  • Include your location (where your distributing the press release from) in your intro paragraph and cover the 4 W’s: Who, What, When, Where.
  • Your press release should be about the benefits to the reader. Why should they read about you, what are you offering?
  • Write newsworthy information. People don’t want to read about normal business happenings, they want human interest and excitement.
  • Keep your release as short and to the point as you possibly can. Long and drawn out press releases can lose your reader’s interest.
  • Include your contact information so those interested, can contact you for more information.
  • Give some information about you and your company.
  • Finally, submit your press release to as many online and offline places as you can to get the word out about your announcement.

Including press releases as a part of your marketing campaign is a great way to gain, in most cases, free exposure. Writing and submitting them on a regular basis is the perfect way to keep your company’s products and/or services in the minds of your customers. It reminds them that you’re still there, ready to give them what they’re looking for.

Vera Raposo

Vera Raposo has been an entrepreneur since age 22, owning 5 retail store locations.
In 2007, she closed and sold all locations to pursue her online business.Now she's living out an entrepreneurs dream having successfully turned business into a venture that's completely online.

You can reach her at veraATclickcreateshare.com.

Comments

  1. Thanks for your step by step info on press releases, and the web addresses. I always look forward to getting such good solid business direction when I visit SBB. Bravo Vera!

  2. Great article.

    The only thing I’d add is if you are time poor then using a professional writer gets a far greater return on marketing investment and time but you need to be selective in your writer. They tend to be distant enough from the business therefore more objective and like a new reader reading your article.

    In terms of performance we found a 10:1 difference when articles were professionally written by a writer who fully understood our market and the needs of their peers – publishers and other journalists. The key was a good clear marketing brief.

    If you use the article above to draft your brief for your writer you can then spend more time making sure the marketing message is what you want to say and more time on getting the message out there.

  3. Vera,

    An excellent tip on writing a press release. Thanks, Vera!

  4. Great list, I just find a few sites I did not know about to submit to.

  5. Hi Vera

    I’ve just submitted a professionally written release to nearly each of the websites listed – I’ll let you know the results and feedback.

  6. Karlla – No problem at all, I’ll be sure to provide more resources like this for everyone.

    Scott – Thanks for sharing these points, professional writers can use words better than most of us. Plus like you said, we can then spend more time getting our message out there instead of fretting over writing, I know for me I can take a long time with my writing.

    Noob – You are most welcome!
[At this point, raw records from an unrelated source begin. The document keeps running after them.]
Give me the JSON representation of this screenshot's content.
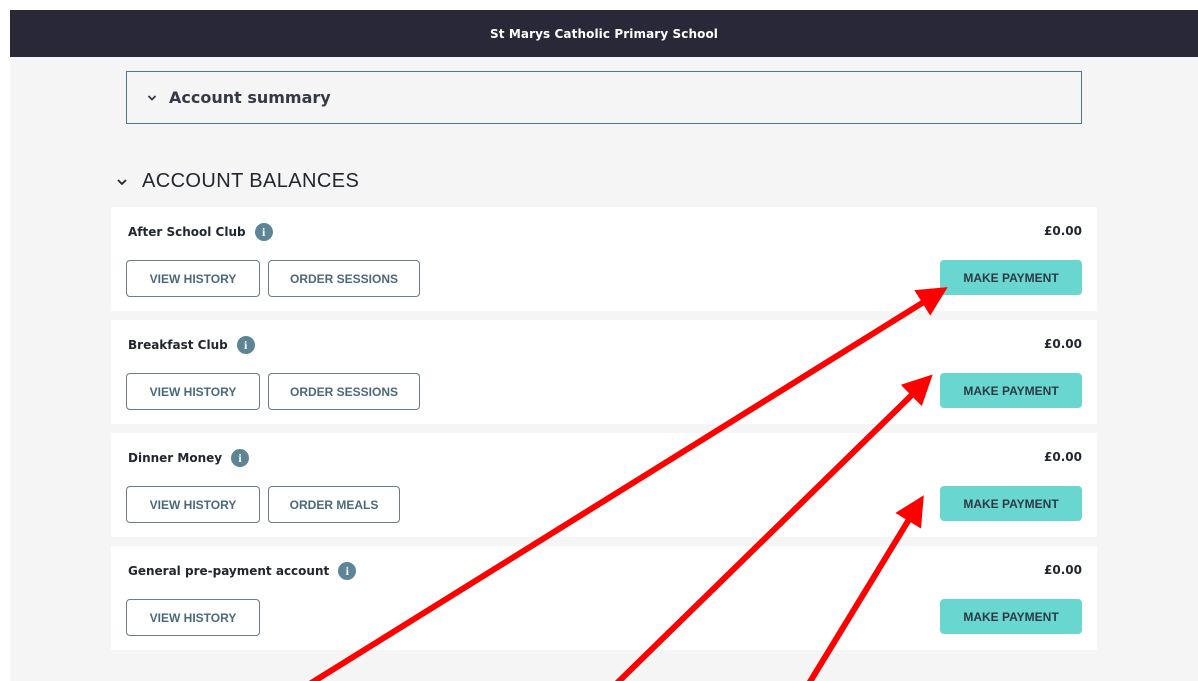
{
  "header": {
    "school_name": "St Marys Catholic Primary School"
  },
  "summary": {
    "label": "Account summary",
    "icon": "chevron-down-icon"
  },
  "balances": {
    "heading": "ACCOUNT BALANCES",
    "accounts": [
      {
        "name": "After School Club",
        "amount": "£0.00",
        "history_label": "VIEW HISTORY",
        "order_label": "ORDER SESSIONS",
        "pay_label": "MAKE PAYMENT"
      },
      {
        "name": "Breakfast Club",
        "amount": "£0.00",
        "history_label": "VIEW HISTORY",
        "order_label": "ORDER SESSIONS",
        "pay_label": "MAKE PAYMENT"
      },
      {
        "name": "Dinner Money",
        "amount": "£0.00",
        "history_label": "VIEW HISTORY",
        "order_label": "ORDER MEALS",
        "pay_label": "MAKE PAYMENT"
      },
      {
        "name": "General pre-payment account",
        "amount": "£0.00",
        "history_label": "VIEW HISTORY",
        "pay_label": "MAKE PAYMENT"
      }
    ]
  },
  "info_icon_glyph": "i",
  "colors": {
    "header_bg": "#292838",
    "pay_button": "#69d6d0",
    "info_icon": "#5e8596",
    "annotation_arrow": "#ff0000"
  }
}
There’s lots more to come. 🙂

    Step by Step – Glad you found some that you didn’t know about.

    Scott – Awesome! I look forward to hearing your results.

    Thanks everyone for sharing your thoughts on this!

  7. This is just what I was looking for. Thanks for the useful tips. 😉

  8. We submitted our carefully crafted Press Release to each service. This took a few hours.

    The following table represents the results so far from our mass Press Release Distribution exercise after 14 days

    Please see Maxys Blog Entry (couldn’t paste table here)
    http://www.maxys.com.au/98-FREE-Press-Release-Service-Comparison.html

    Observations:
    Want Clicks – pay.

    An interesting point: Some of these services automatically syndicate their content to other websites = more articles in Google/ search engines. We will run a further analysis later to see which sites this content comes from and the number of links and new customers these derivative sites bring in.

    Next steps

    We have some new announcements coming up in the next few weeks. I’ll then run this process again spreading the budget over a wider sample and look to include PRWEB and others in the analysis.